Jiminy jillickers! ATL editors are going all over the place over the next month or so. Or at least all over the Eastern Seaboard. If we aren’t heading to your neck of the woods on these trips, never fear, we may hit you up on the next time around. We’ve already hit up Houston, Chicago, Seattle, San Francisco, and Los Angeles in the past year.
Kinney Recruiting’sEvan Jowers is currently in Hong Kong for client meetings and still has a few slots available through October 22. Evan will also be in Hong Kong November 14 to December 15. Further, Robert Kinney has been in Frankfurt and Munich this week and is available for meetings with our Germany based readers.
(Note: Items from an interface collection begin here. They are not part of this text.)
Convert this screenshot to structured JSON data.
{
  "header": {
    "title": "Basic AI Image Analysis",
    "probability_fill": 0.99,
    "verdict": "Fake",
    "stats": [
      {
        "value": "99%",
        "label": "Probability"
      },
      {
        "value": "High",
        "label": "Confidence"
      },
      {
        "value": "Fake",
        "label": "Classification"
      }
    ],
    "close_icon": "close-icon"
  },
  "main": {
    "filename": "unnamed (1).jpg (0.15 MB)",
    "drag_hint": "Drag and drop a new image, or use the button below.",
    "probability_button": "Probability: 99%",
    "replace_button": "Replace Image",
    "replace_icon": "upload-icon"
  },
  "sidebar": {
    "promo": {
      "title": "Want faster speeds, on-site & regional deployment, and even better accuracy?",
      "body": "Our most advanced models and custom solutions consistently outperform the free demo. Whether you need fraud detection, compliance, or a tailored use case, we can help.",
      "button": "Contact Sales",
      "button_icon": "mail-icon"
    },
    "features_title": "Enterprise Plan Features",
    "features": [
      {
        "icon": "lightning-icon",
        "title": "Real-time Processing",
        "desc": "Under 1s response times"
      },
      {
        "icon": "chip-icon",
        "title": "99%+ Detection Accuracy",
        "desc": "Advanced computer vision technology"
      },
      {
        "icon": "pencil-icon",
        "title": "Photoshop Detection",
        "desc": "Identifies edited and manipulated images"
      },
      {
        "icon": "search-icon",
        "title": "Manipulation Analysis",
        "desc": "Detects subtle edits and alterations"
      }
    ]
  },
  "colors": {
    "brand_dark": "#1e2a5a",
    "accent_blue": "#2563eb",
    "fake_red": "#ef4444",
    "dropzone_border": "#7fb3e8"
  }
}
One of our key law firm clients has referred us to one of their important clients in the US, Europe and China – a leading global technology supplier for the auto industry – in order to handle their search for a new Asia General Counsel and Asia Chief Compliance Officer.
Kinney is exclusively handling this in-house search.
This position will have a lot of responsibility and include supervision of eight attorneys underneath them in the Asia in-house team. The new hire will report directly to the global general counsel and global chief compliance officer, who is based in the US. The new hire’s ability to make judgement calls is going to be as important as their technical skill set background.
The position is based in Shanghai and will deal with the company’s operations all over Asia and also in India, including frequent acquisitions in the region.
It is expected that the new hire will come from a top US firm’s Shanghai, Beijing or Hong Kong offices, currently in a top flight corporate practice at the senior associate, counsel or partner level. Of course, the candidate can be currently in a relevant in-house role.
The JOBS Act created new tools for companies to publicly advertise securities deals online. As a result, thousands of new deals have hit the market and hundreds of millions in capital has been raised, spurring a wealth of new business development opportunities for attorneys.
Fund deals, startup capital raises, PIPE deals and loan syndicates are just a handful of the transactions benefiting from the JOBS Act. InvestorID FirmTM is a platform designed to help attorneys equip their clients with the workflow, marketing and compliance tools to publicly solicit a securities offering online. By providing clients with the tools to painlessly navigate the regulatory landscape of general solicitation, InvestorID FirmTM helps attorneys add value above just legal services.
The Jumpstart Our Business Startups Act (JOBS Act) went into effect in 2013 and permits Regulation D offerings of securities to be advertised publicly. This means that funds and companies can now use social media, emails and web sites to market transactions to new “accredited” investors.
However, with these new powers come new pain points. InvestorID FirmTM provides a secure, fully hosted, cloud-based platform with a breadth of tools for your clients, including: